◆ **Website and app data records**

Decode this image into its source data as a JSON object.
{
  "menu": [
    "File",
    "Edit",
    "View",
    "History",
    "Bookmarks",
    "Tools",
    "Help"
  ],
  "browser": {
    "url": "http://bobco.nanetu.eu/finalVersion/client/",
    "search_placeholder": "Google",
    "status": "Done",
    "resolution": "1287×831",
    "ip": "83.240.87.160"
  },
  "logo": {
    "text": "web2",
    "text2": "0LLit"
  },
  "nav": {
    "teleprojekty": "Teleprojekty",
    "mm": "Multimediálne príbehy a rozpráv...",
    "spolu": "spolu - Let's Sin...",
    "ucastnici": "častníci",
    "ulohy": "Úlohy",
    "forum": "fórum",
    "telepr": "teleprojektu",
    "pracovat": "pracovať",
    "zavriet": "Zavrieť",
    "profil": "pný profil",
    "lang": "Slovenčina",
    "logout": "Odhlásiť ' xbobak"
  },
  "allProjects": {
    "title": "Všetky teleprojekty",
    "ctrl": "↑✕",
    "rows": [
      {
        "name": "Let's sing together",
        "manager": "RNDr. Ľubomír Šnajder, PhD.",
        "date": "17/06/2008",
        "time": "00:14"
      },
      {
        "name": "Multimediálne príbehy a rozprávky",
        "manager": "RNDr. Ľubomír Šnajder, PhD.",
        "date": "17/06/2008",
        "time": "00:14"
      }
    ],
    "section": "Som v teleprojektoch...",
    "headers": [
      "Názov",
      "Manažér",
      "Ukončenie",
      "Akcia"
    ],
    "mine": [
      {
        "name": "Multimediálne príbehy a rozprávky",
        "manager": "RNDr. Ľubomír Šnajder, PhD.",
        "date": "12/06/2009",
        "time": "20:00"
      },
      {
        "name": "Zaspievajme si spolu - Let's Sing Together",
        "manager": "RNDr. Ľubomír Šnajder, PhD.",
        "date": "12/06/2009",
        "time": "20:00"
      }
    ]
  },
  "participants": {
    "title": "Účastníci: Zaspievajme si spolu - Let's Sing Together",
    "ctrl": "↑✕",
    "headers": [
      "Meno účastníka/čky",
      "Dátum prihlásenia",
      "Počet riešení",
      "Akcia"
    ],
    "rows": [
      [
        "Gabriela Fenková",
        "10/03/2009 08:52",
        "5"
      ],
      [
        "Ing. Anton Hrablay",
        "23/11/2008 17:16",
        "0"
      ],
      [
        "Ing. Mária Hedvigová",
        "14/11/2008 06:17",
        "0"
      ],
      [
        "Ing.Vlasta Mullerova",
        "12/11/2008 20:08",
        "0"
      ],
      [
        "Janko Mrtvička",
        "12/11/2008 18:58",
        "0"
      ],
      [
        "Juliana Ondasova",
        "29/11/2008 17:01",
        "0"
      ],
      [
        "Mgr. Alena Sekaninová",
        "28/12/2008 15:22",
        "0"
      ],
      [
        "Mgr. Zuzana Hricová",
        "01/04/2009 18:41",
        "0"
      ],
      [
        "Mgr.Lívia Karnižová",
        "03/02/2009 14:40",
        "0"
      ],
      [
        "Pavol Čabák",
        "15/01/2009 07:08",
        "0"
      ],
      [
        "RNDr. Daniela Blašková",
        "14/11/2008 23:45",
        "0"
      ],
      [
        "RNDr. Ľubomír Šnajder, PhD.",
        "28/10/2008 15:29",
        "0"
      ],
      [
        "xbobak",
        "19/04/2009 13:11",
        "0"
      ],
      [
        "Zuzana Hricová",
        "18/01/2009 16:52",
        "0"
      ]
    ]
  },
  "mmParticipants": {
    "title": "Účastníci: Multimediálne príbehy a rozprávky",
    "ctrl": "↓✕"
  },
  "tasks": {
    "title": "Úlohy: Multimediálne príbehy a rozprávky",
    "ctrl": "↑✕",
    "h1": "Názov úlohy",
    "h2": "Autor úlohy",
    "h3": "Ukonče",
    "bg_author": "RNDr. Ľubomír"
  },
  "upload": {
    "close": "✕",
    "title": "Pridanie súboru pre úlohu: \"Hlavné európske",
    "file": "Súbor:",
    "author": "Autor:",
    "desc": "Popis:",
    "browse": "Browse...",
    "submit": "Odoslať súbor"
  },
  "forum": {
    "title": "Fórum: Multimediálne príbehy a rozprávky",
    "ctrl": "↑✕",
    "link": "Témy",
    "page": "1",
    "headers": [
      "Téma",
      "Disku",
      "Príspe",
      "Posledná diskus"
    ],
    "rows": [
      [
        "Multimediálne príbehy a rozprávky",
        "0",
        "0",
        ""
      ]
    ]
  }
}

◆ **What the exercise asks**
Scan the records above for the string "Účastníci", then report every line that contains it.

◆ **Exercise response**
    "title": "Účastníci: Zaspievajme si spolu - Let's Sing Together",
    "title": "Účastníci: Multimediálne príbehy a rozprávky",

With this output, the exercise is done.